Exercise data:
+--

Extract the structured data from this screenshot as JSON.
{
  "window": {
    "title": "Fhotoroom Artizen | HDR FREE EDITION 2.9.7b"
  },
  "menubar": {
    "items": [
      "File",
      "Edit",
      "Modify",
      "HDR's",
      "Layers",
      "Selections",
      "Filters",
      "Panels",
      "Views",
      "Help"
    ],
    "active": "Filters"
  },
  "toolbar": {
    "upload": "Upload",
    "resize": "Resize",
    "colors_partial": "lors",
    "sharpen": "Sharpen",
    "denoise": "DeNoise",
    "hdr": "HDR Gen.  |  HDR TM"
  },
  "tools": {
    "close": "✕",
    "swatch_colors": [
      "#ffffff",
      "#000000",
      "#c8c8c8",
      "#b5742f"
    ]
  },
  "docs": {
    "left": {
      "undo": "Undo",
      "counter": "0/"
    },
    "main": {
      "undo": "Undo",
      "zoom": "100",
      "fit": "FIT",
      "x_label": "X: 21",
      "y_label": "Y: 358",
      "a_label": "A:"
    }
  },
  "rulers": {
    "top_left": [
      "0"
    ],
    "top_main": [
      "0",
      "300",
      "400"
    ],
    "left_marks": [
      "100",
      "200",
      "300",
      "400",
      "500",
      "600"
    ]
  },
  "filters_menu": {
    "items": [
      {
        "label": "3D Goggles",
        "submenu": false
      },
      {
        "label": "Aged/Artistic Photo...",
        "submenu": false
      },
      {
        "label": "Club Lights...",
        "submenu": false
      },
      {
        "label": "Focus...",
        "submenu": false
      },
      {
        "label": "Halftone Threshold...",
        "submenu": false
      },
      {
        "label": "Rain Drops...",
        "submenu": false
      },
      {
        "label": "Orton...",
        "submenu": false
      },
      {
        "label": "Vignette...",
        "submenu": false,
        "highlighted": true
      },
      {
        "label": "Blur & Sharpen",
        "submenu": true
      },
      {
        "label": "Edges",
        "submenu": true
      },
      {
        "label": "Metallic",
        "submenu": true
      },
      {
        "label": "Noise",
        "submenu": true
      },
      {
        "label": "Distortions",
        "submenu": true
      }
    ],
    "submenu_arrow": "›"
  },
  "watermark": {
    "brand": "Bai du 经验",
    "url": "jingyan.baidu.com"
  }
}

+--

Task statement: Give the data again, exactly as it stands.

Result of the exercise:
Extract the structured data from this screenshot as JSON.
{
  "window": {
    "title": "Fhotoroom Artizen | HDR FREE EDITION 2.9.7b"
  },
  "menubar": {
    "items": [
      "File",
      "Edit",
      "Modify",
      "HDR's",
      "Layers",
      "Selections",
      "Filters",
      "Panels",
      "Views",
      "Help"
    ],
    "active": "Filters"
  },
  "toolbar": {
    "upload": "Upload",
    "resize": "Resize",
    "colors_partial": "lors",
    "sharpen": "Sharpen",
    "denoise": "DeNoise",
    "hdr": "HDR Gen.  |  HDR TM"
  },
  "tools": {
    "close": "✕",
    "swatch_colors": [
      "#ffffff",
      "#000000",
      "#c8c8c8",
      "#b5742f"
    ]
  },
  "docs": {
    "left": {
      "undo": "Undo",
      "counter": "0/"
    },
    "main": {
      "undo": "Undo",
      "zoom": "100",
      "fit": "FIT",
      "x_label": "X: 21",
      "y_label": "Y: 358",
      "a_label": "A:"
    }
  },
  "rulers": {
    "top_left": [
      "0"
    ],
    "top_main": [
      "0",
      "300",
      "400"
    ],
    "left_marks": [
      "100",
      "200",
      "300",
      "400",
      "500",
      "600"
    ]
  },
  "filters_menu": {
    "items": [
      {
        "label": "3D Goggles",
        "submenu": false
      },
      {
        "label": "Aged/Artistic Photo...",
        "submenu": false
      },
      {
        "label": "Club Lights...",
        "submenu": false
      },
      {
        "label": "Focus...",
        "submenu": false
      },
      {
        "label": "Halftone Threshold...",
        "submenu": false
      },
      {
        "label": "Rain Drops...",
        "submenu": false
      },
      {
        "label": "Orton...",
        "submenu": false
      },
      {
        "label": "Vignette...",
        "submenu": false,
        "highlighted": true
      },
      {
        "label": "Blur & Sharpen",
        "submenu": true
      },
      {
        "label": "Edges",
        "submenu": true
      },
      {
        "label": "Metallic",
        "submenu": true
      },
      {
        "label": "Noise",
        "submenu": true
      },
      {
        "label": "Distortions",
        "submenu": true
      }
    ],
    "submenu_arrow": "›"
  },
  "watermark": {
    "brand": "Bai du 经验",
    "url": "jingyan.baidu.com"
  }
}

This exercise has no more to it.